Cookies?
Library Header Image
LSE Research Online LSE Library Services

American trade unions and public approval: can unions please all of the people all of the time?

Jarley, Paul and Kuruvilla, Sarosh (1994) American trade unions and public approval: can unions please all of the people all of the time? Journal of Labor Research, 15 (2). pp. 97-116. ISSN 0195-3613

Full text not available from this repository.
Identification Number: 10.1007/BF02685724

Abstract

Public opinion about labor unions has long been viewed as an important determinant of industrial relations outcomes. Yet, analyses of changes in union popularity over time have been largely qualitative and have focused on the impact of short-term idiosyncratic events.
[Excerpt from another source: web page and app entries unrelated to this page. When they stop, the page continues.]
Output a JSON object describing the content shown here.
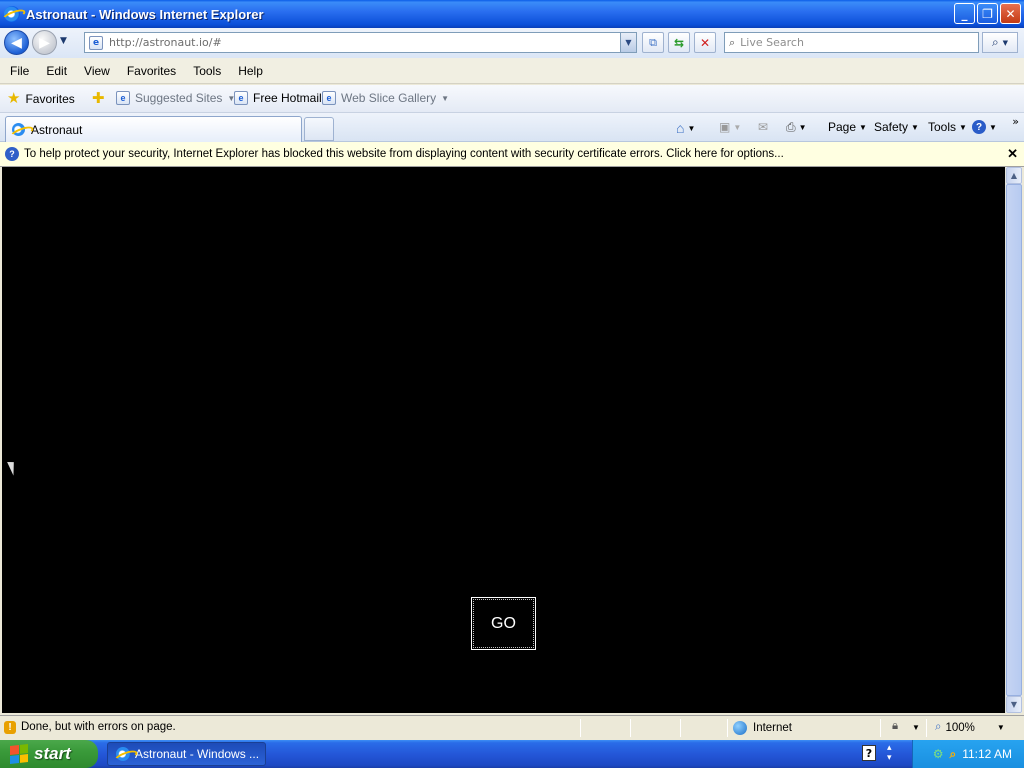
{
  "window": {
    "title": "Astronaut - Windows Internet Explorer",
    "minimize": "_",
    "maximize": "❐",
    "close": "✕"
  },
  "address": {
    "url": "http://astronaut.io/#",
    "search_placeholder": "Live Search"
  },
  "menu": [
    "File",
    "Edit",
    "View",
    "Favorites",
    "Tools",
    "Help"
  ],
  "favorites": {
    "label": "Favorites",
    "items": [
      "Suggested Sites",
      "Free Hotmail",
      "Web Slice Gallery"
    ]
  },
  "tab": {
    "title": "Astronaut"
  },
  "commands": {
    "page": "Page",
    "safety": "Safety",
    "tools": "Tools"
  },
  "infobar": {
    "message": "To help protect your security, Internet Explorer has blocked this website from displaying content with security certificate errors. Click here for options..."
  },
  "content": {
    "background": "#000000",
    "go_label": "GO"
  },
  "status": {
    "text": "Done, but with errors on page.",
    "zone": "Internet",
    "zoom": "100%"
  },
  "taskbar": {
    "start_label": "start",
    "task_item": "Astronaut - Windows ...",
    "clock": "11:12 AM"
  },
  "colors": {
    "titlebar_blue": "#0a5ce8",
    "infobar_bg": "#ffffe1",
    "start_green": "#3a9a3a"
  }
}
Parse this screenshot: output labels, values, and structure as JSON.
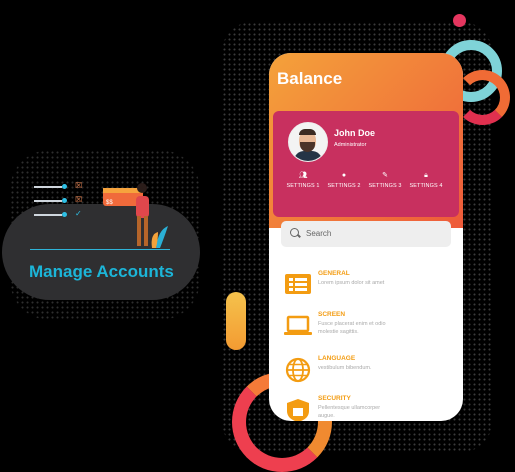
{
  "left_card": {
    "title": "Manage Accounts",
    "colors": {
      "title": "#1cb5d8",
      "card": "#2f2f31"
    }
  },
  "phone": {
    "title": "Balance",
    "profile": {
      "name": "John Doe",
      "role": "Administrator",
      "settings": [
        {
          "label": "SETTINGS 1",
          "icon": "users-icon"
        },
        {
          "label": "SETTINGS 2",
          "icon": "user-circle-icon"
        },
        {
          "label": "SETTINGS 3",
          "icon": "pencil-icon"
        },
        {
          "label": "SETTINGS 4",
          "icon": "lock-icon"
        }
      ]
    },
    "search": {
      "placeholder": "Search"
    },
    "items": [
      {
        "title": "GENERAL",
        "desc": "Lorem ipsum dolor sit amet",
        "icon": "list-icon"
      },
      {
        "title": "SCREEN",
        "desc": "Fusce placerat enim et odio molestie sagittis.",
        "icon": "laptop-icon"
      },
      {
        "title": "LANGUAGE",
        "desc": "vestibulum bibendum.",
        "icon": "globe-icon"
      },
      {
        "title": "SECURITY",
        "desc": "Pellentesque ullamcorper augue.",
        "icon": "shield-icon"
      }
    ],
    "colors": {
      "header_start": "#f4a23a",
      "header_end": "#ee5a3a",
      "profile": "#c8305f",
      "accent": "#f39c12"
    }
  }
}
This paper provides a quantitative analysis of the determinants of American public approval of unions from 1936 to 1991. Hypotheses relating to the union wage advantage, strike activity, the national unemployment rate, and World War II, receive the strongest support. The implications of these results for organized labor and future research on attitudes toward unions are discussed.

Item Type: Article
Official URL: https://link.springer.com/journal/12122
Additional Information: © 1994 Journal of Labor Research
Divisions: Management
Subjects: H Social Sciences > HD Industries. Land use. Labor > HD28 Management. Industrial Management
Sets: Departments > Management
Date Deposited: 16 May 2018 14:18
Last Modified: 19 Feb 2019 23:30
URI: http://eprints.lse.ac.uk/id/eprint/87966

Actions (login required)

View Item View Item